West Wing Story: Hey, Uh, How's That Economy Doin'?

"Lawrence," George W. Bush said to his chief economic adviser Larry Lindsey last week, "How's the economy?"

It's a question Bush asks him almost every time he sees him. Lately he's been seeing a lot more of Lindsey and the rest of his economic team. Every few days, they get about 45 minutes with him in the Oval Office. It's a select group that includes Lindsey, Budget Director Mitch Daniels, Chairman of the President's Council of Economic Advisers Glen Hubbard and, when he's around, Treasury Secretary Paul O'Neill. Bush doesn't ask them about the market; he doesn't even want to know the day's unemployment numbers or the current GDP. "What he's interested in is looking ahead," say a senior White House official. "He jumps forward to the next half year or next year."

Bush, his aides insist, is focused on long-term economics over short-term politics. But as the midterm elections approach, that's getting blurry. Everywhere Bush goes he talks about how our "economic fundamentals are strong." He generally avoids getting sucked into discussions of market fluctuations. But this week, despite his repeated protestations to reporters that he is "not a stockbroker," he touted the "value" of the market and stressed the importance of diversifying. Bush has been on the defensive: he had to stand up for his Treasury secretary again against criticism that he has been ignoring his domestic economic duties for international travel. Bowing to pressure, O'Neill cancelled a business trip to Latin America next week. Now Bush is poised to sign a corporate-reform bill that contains a lot of provisions with which he and his economic team disagree.
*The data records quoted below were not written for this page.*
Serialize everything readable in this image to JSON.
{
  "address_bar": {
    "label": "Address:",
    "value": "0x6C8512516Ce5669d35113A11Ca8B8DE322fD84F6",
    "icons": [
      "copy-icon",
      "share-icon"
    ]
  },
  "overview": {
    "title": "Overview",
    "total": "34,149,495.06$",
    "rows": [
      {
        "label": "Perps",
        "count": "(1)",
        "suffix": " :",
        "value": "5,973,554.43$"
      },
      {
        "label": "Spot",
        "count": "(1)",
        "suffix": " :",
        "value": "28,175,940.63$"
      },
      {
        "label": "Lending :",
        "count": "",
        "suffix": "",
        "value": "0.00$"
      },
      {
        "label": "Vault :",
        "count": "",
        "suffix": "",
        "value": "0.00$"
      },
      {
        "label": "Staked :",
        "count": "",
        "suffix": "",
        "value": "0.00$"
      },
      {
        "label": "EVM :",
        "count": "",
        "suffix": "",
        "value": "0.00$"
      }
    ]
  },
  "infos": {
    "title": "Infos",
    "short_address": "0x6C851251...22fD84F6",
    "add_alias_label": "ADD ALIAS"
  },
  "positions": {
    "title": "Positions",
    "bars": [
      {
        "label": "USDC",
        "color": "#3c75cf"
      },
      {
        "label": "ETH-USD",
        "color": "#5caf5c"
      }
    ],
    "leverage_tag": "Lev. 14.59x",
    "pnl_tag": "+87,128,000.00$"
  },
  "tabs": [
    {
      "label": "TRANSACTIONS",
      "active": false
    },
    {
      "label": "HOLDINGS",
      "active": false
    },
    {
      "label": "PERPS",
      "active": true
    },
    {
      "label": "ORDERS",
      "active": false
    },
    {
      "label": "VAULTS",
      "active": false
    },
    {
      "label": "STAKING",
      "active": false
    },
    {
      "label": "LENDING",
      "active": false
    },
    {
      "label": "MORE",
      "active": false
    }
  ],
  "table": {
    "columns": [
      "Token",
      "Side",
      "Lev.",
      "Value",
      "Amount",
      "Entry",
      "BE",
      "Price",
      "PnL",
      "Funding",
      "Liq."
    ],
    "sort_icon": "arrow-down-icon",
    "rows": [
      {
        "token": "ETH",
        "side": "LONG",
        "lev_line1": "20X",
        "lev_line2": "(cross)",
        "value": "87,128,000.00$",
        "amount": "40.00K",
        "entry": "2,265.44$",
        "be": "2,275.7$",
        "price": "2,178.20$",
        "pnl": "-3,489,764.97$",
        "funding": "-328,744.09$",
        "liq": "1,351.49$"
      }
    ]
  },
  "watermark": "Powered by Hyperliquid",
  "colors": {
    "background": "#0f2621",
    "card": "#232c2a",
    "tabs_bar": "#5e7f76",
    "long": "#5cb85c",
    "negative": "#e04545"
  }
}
There's been a struggle behind the scenes lately between his economic and political team over the corporate clean-up bill that should pass by next week. The reform plan that Bush offered in New York a few weeks ago was not as tough as some of his political advisers would have liked-and not nearly as tough as the legislation about to pass on Capitol Hill. But Bush's economic team-and his vice president, who shares their invisible hand economic philosophy-were cautious. "The political team will say that people want to see the president take robust action," explains one top adviser. "The policy people will say not all robust action makes sense. It will be up to the policy people to draw the balance."
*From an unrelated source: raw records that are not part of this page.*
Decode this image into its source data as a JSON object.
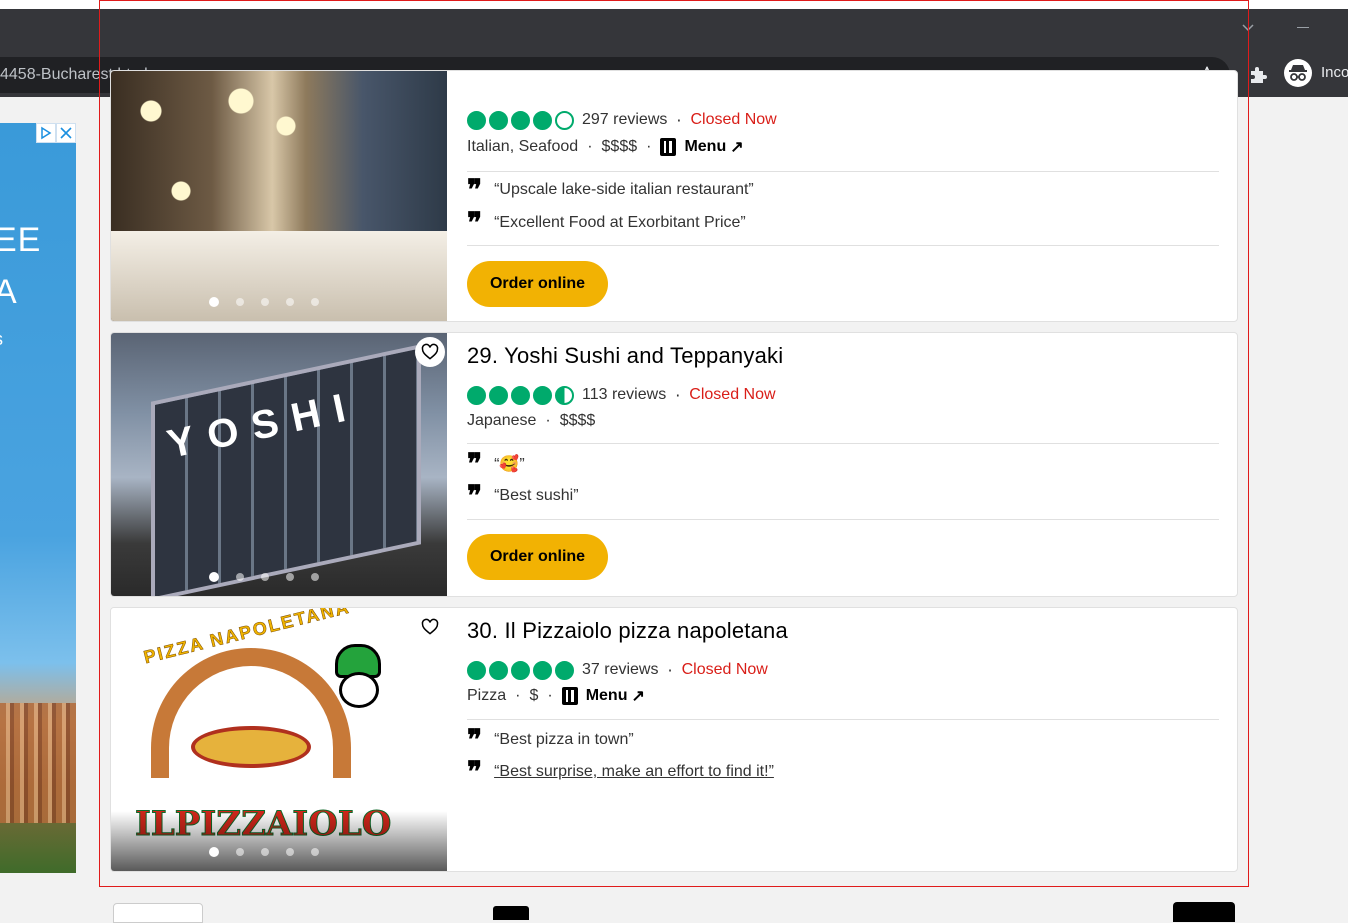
{
  "browser": {
    "url_fragment": "4458-Bucharest.html",
    "incognito_label": "Inco"
  },
  "restaurants": [
    {
      "name": "",
      "reviews": "297 reviews",
      "status": "Closed Now",
      "rating": 4,
      "cuisine": "Italian, Seafood",
      "price": "$$$$",
      "menu_label": "Menu",
      "quotes": [
        "“Upscale lake-side italian restaurant”",
        "“Excellent Food at Exorbitant Price”"
      ],
      "order_label": "Order online"
    },
    {
      "name": "29. Yoshi Sushi and Teppanyaki",
      "reviews": "113 reviews",
      "status": "Closed Now",
      "rating": 4.5,
      "cuisine": "Japanese",
      "price": "$$$$",
      "quotes": [
        "“🥰”",
        "“Best sushi”"
      ],
      "order_label": "Order online",
      "photo_sign": "YOSHI"
    },
    {
      "name": "30. Il Pizzaiolo pizza napoletana",
      "reviews": "37 reviews",
      "status": "Closed Now",
      "rating": 5,
      "cuisine": "Pizza",
      "price": "$",
      "menu_label": "Menu",
      "quotes": [
        "“Best pizza in town”",
        "“Best surprise, make an effort to find it!”"
      ],
      "logo_top": "PIZZA NAPOLETANA",
      "logo_main": "ILPIZZAIOLO"
    }
  ],
  "ad": {
    "line1": "EE",
    "line2": "A",
    "line3": "s"
  },
  "icons": {
    "star": "star-icon",
    "extensions": "puzzle-icon",
    "incognito": "incognito-icon",
    "heart": "heart-icon",
    "quote": "quote-icon",
    "menu": "menu-icon"
  },
  "colors": {
    "rating_green": "#00aa6c",
    "closed_red": "#d91e18",
    "order_yellow": "#f2b203",
    "highlight_red": "#e01b1b"
  }
}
The economic team won out on the controversial issue of expensing stock options, for example. Bush took a personal interest in the issue. One aide describes the president peppering him with questions about whether the Senate corporate-reform bill included the provision. It doesn't. But there is political support for the idea. Fed Chief Alan Greenspan is for it, and Coca-Cola and a few other big companies have decided to expense stock options voluntarily. "The politically easy thing to do would be to jump on that issue," explains a senior White House adviser. "It's not always easy to be in a different position from Chairman Greenspan."

The president hasn't always sided with his economic team. He agreed to protectionist steel tariffs that directly contradict his free-trading rhetoric and signed a pork-laden farm subsidy bill, both for political gain. The corporate-reform bill that will soon make its way to his desk is another triumph of politics over economics. Many on Bush's economic team think some of the provisions-rushed through before Congress' August recess-could do more harm than good. Extending the time limit for suing corporations, for example, could, some believe, unleash a flurry of lawsuits and be a boon for trial lawyers. Bush's economic team believes that the system isn't really broken. But the political team needs to show Bush fixing it anyway. Bush will sign the bill as is and, if he can, take credit for it.

There is one area where the economic and political teams always agree: tax cuts. Bush and his whole team believe in them economically-even now with the deficit rising. In fact, Bush wants to make them permanent. That appeals to both free marketers and Bush's conservative political base. And to Democrats, who are going to use the deficit against Republicans in the fall.